“Cheerful,” Rainwood said dryly. “Hm… I wasn’t sure before, but I think the person coming toward us from the highway is heading for us deliberately.”
“Person?” Ingvar asked. Behind him, several heads were raised at that, and Aspen and Tholi came forward to join them. “Well, we are setting up camp on a hilltop. I can imagine people would be curious.”
“Not many people are out being curious in the middle of the night, near a recently-attacked city,” said Tholi. “Not people with good intentions, anyway.”
“I mention it because I’m pretty sure he was tracking us specifically,” said Rainwood. “And that’s suggestive. This group leaves a very distinctive trail.”
“So it does,” Ingvar murmured. “Well, then. If we are to have a guest, let’s be hospitable. Dimbi, November, would you please set aside a portion of that flatbread for a visitor?”
“Oh, I see how it is,” Dimbi snorted. “Set the women to do the homemaking. Gonna revert to tradition after all, Ingvar?”
He turned to give her a wry look. “I made a request of the two people who are carrying the food. But if you’re going to make an issue of it, I can have Tholi take over.”
Dimbi laughed at him, already obligingly laying out another portion of dried meat and fruit on a spare piece of flatbread.
“Thank you,” Ingvar said politely.
It was a wait of only a few more minutes before the single traveler came into view of human eyes, lit by the firelight. Ingvar began to have an odd certainty who was coming, even before he drew close enough to reveal his bearded visage, or the traditional Huntsman’s regalia he wore.

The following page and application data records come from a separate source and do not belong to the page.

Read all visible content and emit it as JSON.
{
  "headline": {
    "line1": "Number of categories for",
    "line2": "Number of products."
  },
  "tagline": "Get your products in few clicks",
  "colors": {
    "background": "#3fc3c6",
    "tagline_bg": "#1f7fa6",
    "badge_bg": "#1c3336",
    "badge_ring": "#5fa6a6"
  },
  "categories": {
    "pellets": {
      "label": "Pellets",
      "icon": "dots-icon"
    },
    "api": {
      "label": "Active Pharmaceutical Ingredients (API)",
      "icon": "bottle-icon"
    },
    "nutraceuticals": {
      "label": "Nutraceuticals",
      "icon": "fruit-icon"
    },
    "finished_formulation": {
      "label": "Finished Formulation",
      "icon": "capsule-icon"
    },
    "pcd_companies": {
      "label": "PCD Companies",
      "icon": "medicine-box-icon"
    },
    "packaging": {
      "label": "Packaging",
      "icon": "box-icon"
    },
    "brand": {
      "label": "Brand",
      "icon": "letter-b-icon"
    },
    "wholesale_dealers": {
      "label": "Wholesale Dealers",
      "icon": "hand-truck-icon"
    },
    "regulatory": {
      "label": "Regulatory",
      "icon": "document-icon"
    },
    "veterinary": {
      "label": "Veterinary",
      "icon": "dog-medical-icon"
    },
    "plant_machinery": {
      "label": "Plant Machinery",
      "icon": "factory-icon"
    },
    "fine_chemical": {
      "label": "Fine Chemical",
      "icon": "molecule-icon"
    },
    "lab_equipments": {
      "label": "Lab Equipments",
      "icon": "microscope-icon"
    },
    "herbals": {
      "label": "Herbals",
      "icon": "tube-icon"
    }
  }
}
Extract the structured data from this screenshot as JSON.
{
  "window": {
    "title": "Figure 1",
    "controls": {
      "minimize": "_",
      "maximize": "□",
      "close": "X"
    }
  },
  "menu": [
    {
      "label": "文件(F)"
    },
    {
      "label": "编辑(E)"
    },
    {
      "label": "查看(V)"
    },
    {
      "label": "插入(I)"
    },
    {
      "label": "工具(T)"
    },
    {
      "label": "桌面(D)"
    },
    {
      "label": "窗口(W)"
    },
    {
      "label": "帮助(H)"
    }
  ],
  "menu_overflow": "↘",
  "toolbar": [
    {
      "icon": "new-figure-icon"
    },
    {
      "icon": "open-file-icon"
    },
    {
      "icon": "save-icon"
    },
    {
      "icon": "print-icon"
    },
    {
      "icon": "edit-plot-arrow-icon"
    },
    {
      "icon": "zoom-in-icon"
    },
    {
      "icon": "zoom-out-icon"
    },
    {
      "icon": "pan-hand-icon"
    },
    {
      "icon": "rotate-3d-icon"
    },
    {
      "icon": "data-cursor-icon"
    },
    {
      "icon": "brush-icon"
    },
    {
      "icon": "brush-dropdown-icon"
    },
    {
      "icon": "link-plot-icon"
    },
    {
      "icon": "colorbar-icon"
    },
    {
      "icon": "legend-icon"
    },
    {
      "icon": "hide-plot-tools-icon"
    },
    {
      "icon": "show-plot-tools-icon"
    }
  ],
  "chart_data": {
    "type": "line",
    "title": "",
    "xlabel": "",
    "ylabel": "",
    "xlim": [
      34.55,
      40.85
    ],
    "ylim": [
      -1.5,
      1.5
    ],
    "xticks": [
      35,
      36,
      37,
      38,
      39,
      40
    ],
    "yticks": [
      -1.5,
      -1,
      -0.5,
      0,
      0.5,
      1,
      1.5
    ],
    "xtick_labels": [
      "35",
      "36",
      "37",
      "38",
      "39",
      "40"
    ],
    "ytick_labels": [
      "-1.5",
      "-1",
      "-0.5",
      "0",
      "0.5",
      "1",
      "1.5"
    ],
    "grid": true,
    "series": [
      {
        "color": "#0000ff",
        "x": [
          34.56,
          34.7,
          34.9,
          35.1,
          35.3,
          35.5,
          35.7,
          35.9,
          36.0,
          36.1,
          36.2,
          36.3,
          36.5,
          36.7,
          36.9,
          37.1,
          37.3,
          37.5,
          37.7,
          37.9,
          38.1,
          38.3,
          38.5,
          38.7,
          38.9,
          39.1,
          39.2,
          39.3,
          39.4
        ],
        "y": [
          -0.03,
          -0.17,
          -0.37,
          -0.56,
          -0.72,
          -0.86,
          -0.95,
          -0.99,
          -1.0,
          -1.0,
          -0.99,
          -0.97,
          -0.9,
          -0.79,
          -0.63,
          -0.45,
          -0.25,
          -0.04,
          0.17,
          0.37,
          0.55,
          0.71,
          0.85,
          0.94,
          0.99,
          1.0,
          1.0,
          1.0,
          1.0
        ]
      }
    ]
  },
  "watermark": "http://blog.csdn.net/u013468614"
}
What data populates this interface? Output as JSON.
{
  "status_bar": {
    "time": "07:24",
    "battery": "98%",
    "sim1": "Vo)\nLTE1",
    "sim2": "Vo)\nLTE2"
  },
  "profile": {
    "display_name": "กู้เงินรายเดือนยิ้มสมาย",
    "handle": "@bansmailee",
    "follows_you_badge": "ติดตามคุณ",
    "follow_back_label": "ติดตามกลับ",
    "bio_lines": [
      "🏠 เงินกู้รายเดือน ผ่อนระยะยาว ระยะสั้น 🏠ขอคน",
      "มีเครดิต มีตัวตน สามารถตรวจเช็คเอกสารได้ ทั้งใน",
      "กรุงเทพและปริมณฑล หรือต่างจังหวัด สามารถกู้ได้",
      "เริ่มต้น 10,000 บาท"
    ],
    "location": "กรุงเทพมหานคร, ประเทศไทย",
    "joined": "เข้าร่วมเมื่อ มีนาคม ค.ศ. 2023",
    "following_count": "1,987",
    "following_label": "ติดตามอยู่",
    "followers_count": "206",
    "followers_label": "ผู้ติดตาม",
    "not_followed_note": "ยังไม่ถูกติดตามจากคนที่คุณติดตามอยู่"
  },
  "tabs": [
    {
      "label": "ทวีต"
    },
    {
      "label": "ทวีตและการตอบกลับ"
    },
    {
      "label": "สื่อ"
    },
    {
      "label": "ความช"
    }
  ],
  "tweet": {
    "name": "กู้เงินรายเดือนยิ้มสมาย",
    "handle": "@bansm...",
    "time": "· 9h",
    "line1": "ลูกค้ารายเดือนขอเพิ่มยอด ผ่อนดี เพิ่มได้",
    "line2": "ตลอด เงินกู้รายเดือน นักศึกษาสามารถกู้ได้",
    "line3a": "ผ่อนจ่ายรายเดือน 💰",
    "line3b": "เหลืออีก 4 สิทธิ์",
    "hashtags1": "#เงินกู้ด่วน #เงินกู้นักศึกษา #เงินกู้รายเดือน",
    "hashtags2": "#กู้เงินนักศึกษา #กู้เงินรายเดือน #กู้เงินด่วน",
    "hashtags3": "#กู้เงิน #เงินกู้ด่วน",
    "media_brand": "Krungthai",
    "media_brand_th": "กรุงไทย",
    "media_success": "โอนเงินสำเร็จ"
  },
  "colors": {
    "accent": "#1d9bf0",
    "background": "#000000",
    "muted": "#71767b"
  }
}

“Brother Andros,” Tholi exclaimed in surprise.
“Tholi,” the Bishop of Shaath rumbled, pausing to study him up and down. “So this is where you ran off to. Well, I am glad to see you in good company.”
“Welcome, Brother,” Ingvar said, stepping forward and offering a hand.
Andros Varanus came the rest of the way, holding his gaze, and clasped his offered wrist in the traditional manner. “Ingvar. It is good to see you, as well. I had begun to fear that I never would, again.”
“Another Huntsman?” Taka asked, peering critically at the new arrival. “You missed all the fun.”
“Taka, don’t be rude,” Aspen admonished, earning an incredulous stare in response.
“Indeed,” Andros agreed, releasing Ingvar’s hand and turning to frown in the direction of Ninkabi. “She speaks an awkward truth. While the whole world reacted to dire threats and met a foe against whom my skills as a Huntsman would have been sorely needed, I was stuck in Tiraas, dealing with magical and political affairs, and only arrived here after it is long settled. It is a sobering moment, when a man is forced to recognize exactly the kind of useless old man he will one day become.”
“That’s needlessly grim, Brother,” said Ingvar with a small smile. “I’ve learned, somewhat against my will, that one is never too old to change when the need for change becomes severe enough.”
“Yes,” Andros said evenly, turning back to him. “Yes, I understand you have learned a great deal since you set out on your vision quest. We have begun to hear word in Tiraas, already, of the changes you bring.”
“Awkward truths,” Ingvar agreed softly.
Andros held his eyes again, studying him closely, then nodded once. “Walk with me in the forest, Brother. There are things we must discuss.”